Members of Fife Council’s north east planning committee agreed to rubber-stamp the RNLI’s blueprint for a purpose-built facility on the East Shore.
It will accommodate an upgrade of the village’s all-weather lifeboat to a newer Shannon class vessel, which could reduce life-saving response times.
But a separate application for conservation area consent to knock down the existing base – which was built in 1904 – to make way for car parking was also approved, despite community calls to save it.
Elected members voted 8-3 in favour of the demolition after being told by officials that refusal could effectively put the plans for the new station, which have been widely welcomed, at risk.
The hope now is that another solution to alleviate the car parking situation at Anstruther’s waterfront can be found in the next 12 to 18 months so the demolition consent will not be needed and the existing building can be put to good use.
At the meeting’s outset, Conservative councillor Tony Miklinski questioned why both applications could not be considered at the same time, as demolition of the existing station could alter perceptions of the application for the new one.
Solicitor Steven Paterson said it was his “clear and unequivocal” advice that there was no legal basis for them to run concurrently.
After the RNLI’s plans for the new station were unanimously approved, the focus turned to the existing station.
Planner Chris Smith said refusal of the demolition consent could limit the RNLI’s ability to meet conditions relating to the new station application and it was his his belief that the demolition should be granted.
He said that would leave an interim period of up to a year-and-a-half, during which the RNLI, Fife Council and the community could look at alternative solutions for car parking in the area.
SNP councillor John Docherty said he was disappointed to see his motion for refusal voted down.
“We have to reflect the views of the community and this is a much-loved building that they do not want to see demolished,” he said.
Thirty-eight letters of objection specifically against the demolition consent were lodged with the council.
East Neuk independent councillor Linda Holt said the decision could lead to an “act of unnecessary vandalism” and it was based purely on the hope that Fife Council, the RNLI and others would come up with alternative parking plans.
“There is nothing to stop them not bothering and pushing ahead with demolition in 12-18 months time when the new shed becomes operational,” she said.

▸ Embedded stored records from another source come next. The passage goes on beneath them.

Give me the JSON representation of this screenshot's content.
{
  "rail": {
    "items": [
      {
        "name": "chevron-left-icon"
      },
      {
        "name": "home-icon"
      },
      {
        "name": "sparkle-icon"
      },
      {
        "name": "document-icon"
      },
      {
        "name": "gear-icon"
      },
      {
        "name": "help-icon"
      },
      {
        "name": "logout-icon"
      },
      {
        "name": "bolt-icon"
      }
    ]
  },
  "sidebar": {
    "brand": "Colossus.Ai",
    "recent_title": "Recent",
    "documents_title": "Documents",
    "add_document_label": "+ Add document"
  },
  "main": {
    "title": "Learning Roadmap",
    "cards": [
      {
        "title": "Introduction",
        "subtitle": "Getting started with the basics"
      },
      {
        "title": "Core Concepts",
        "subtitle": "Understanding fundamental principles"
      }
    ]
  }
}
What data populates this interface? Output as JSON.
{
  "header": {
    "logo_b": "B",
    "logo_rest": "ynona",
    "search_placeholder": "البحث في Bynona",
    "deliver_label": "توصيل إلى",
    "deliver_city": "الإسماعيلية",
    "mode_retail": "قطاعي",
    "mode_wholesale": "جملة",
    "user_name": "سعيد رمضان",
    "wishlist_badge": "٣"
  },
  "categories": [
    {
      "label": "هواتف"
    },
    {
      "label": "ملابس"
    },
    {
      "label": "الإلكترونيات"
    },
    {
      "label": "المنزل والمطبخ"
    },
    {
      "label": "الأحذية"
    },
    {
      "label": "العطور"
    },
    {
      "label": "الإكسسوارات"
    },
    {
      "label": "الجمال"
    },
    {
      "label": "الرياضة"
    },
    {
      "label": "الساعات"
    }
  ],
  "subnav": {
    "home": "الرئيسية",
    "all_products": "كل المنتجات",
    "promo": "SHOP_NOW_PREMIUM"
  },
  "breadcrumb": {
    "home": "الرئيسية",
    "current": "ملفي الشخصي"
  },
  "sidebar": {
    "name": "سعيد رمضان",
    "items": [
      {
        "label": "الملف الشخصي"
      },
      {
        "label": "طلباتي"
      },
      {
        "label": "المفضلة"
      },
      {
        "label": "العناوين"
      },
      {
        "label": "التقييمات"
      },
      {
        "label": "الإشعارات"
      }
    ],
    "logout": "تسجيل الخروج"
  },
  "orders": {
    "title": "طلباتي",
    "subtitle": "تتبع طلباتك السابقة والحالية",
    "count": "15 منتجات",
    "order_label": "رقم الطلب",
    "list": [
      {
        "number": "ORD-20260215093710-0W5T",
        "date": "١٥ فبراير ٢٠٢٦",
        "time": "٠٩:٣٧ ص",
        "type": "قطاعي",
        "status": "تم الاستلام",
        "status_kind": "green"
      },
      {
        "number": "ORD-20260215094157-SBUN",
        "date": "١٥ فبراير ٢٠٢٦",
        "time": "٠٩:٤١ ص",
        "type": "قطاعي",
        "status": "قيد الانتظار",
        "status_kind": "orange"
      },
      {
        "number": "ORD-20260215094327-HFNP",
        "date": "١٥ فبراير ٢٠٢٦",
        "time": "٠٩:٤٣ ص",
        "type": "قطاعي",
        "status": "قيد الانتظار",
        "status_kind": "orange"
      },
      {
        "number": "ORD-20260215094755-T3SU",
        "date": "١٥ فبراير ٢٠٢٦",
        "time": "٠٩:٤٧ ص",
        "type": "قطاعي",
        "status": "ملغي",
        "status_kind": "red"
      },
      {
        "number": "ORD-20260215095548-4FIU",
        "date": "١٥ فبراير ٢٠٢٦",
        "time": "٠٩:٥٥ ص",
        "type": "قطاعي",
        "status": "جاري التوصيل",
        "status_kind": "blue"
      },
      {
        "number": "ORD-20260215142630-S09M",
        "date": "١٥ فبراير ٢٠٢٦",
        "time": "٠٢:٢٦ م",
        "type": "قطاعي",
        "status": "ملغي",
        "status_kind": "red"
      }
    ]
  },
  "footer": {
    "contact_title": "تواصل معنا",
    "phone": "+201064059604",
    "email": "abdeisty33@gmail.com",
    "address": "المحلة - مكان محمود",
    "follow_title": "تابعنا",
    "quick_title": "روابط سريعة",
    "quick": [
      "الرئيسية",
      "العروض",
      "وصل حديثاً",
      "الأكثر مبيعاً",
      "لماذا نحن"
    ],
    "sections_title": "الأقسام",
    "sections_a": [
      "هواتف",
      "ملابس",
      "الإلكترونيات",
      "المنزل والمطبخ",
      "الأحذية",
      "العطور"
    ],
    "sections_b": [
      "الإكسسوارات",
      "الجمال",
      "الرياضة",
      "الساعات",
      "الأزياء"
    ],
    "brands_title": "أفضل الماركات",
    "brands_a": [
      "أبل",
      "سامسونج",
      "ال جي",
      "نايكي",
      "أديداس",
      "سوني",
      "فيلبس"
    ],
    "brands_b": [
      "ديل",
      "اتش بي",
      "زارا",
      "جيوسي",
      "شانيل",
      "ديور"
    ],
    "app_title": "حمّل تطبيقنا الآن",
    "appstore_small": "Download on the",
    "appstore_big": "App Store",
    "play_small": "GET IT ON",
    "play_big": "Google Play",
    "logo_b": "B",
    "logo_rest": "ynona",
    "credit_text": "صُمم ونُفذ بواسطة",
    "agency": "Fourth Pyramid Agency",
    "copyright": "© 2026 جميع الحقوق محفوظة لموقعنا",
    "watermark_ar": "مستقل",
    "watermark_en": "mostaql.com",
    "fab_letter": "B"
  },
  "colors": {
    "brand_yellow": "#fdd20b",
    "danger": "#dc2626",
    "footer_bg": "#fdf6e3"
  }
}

“Exploring options for the retention of the old shed should have happened long before these applications came to committee, and it is highly negligent of Fife Council to have ignored the need for an overall parking strategy for Anstruther for so long.
“That need has now become critical, or else Anstruther will lose a much-loved local heritage building.”